Yes, that question still occupies a lot of ground in the brain, even at this late act in the film.
And there is never an answer. All OJs, and soon Emerald and the public know that this thing is hovering around them, responsible for all the scary things that have happened and will happen to them (the sky is raining blood on the house, for example), and now they have to somehow respond appropriately.
But they are black. So, unlike their white counterparts, they might not be as enthusiastic about investigating the situation. Hence why the titular word is spoken repeatedly throughout the film – such as the two distinct moments when OJ and Emerald first set eyes on the flying saucer. “No”, it’s time to go home.
Comedy in horror rarely works, but Peele has always had a knack for infusing a deadpan precisely when needed, like Wes Craven did in “Scream.”
That’s when “No” really comes to life. Its already gorgeous cinematography is elevated and the spooky action finally kicks into high gear. Not because Emerald and OJ decide to try to fight the thing or become its victims (well, that second part is moot, as they’re trapped and occupied by an inexplicable force in their own land).
Instead, these unlucky but scrappy horse wrestlers choose to monetize the whole thing by filming it, with the help of a technical employee (Brandon Perea) who works at Best Buy and a renowned cinematographer. (Michael Wincott). At this point, “No” isn’t strictly a UFO movie anymore.
Peele tries, very carefully, to reflect our constant need to be viral superstars, even in the face of imminent danger. And the peril is surely abundant.
But while the image of two black siblings trying to preserve their ranch and save each other in the process is electrifying to watch in this horror/Western world that Peele has created, you can’t help but wonder. ask about all the questions that put holes in an otherwise rewarding experience. For example, why does looking at the thing lead to a person’s death?

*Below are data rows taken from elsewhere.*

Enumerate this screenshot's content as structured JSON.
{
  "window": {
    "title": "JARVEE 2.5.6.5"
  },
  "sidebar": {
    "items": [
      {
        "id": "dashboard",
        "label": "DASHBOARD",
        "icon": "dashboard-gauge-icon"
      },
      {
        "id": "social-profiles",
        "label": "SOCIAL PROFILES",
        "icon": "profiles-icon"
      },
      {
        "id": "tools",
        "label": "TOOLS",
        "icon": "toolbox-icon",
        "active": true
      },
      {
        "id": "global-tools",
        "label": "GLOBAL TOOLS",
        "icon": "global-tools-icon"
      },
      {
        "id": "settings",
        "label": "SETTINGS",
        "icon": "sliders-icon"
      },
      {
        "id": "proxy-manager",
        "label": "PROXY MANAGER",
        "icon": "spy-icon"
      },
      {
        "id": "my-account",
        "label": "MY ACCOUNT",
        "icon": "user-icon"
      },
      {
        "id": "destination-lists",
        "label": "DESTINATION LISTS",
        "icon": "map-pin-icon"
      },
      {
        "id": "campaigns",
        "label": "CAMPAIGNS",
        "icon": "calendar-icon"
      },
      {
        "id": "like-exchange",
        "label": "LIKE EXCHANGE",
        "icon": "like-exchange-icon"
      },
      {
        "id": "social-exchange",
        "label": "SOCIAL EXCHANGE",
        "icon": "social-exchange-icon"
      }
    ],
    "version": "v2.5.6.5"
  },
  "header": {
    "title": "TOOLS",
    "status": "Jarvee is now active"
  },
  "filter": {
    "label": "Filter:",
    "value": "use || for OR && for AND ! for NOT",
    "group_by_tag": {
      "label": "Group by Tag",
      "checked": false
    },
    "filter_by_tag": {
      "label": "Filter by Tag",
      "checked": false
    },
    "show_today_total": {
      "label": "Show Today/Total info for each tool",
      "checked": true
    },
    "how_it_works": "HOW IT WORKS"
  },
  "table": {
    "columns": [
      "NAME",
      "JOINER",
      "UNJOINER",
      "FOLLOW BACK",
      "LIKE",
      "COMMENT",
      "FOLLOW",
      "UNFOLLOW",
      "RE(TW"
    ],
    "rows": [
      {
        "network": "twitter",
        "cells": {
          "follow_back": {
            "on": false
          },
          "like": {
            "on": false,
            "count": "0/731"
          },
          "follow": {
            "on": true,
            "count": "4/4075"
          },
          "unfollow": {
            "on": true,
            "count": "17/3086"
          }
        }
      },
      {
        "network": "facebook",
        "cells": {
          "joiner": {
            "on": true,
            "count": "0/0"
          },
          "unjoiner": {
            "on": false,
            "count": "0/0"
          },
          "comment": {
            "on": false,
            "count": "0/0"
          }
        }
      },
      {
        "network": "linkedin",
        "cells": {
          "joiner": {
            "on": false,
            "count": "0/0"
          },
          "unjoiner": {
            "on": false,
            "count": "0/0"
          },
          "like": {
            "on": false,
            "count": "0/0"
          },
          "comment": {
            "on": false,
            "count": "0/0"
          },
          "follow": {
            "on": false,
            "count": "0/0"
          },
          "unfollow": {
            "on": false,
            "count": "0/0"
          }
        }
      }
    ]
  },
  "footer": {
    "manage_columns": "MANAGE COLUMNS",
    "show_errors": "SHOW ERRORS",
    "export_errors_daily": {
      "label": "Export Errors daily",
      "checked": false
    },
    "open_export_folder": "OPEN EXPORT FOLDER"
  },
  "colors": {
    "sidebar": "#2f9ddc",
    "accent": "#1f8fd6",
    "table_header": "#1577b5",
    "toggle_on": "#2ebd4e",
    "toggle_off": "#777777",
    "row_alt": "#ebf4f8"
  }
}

And why did he choose Otis Sr.? (There are other, more indulgent questions, but anything father-related is still relevant.)
Peele has then lots of interesting insights drawn from, presumably, life experiences as well as things he reflects on and clearly wants us to reflect on in this world of heightened horror as well. And while these grand ideas, theories, and subversive images echo a long history of frightening and delicious wonder, they don’t always support the story.
So, going back to Peele’s earlier statement to GQ: It’s not that the public is asking him to do anything other than make a movie. It’s that these films are already doing something that goes beyond that. It’s up to him to connect those dots and make them as interesting and provocative as they already are.
“No,” even with so much to love about it, doesn’t quite do it.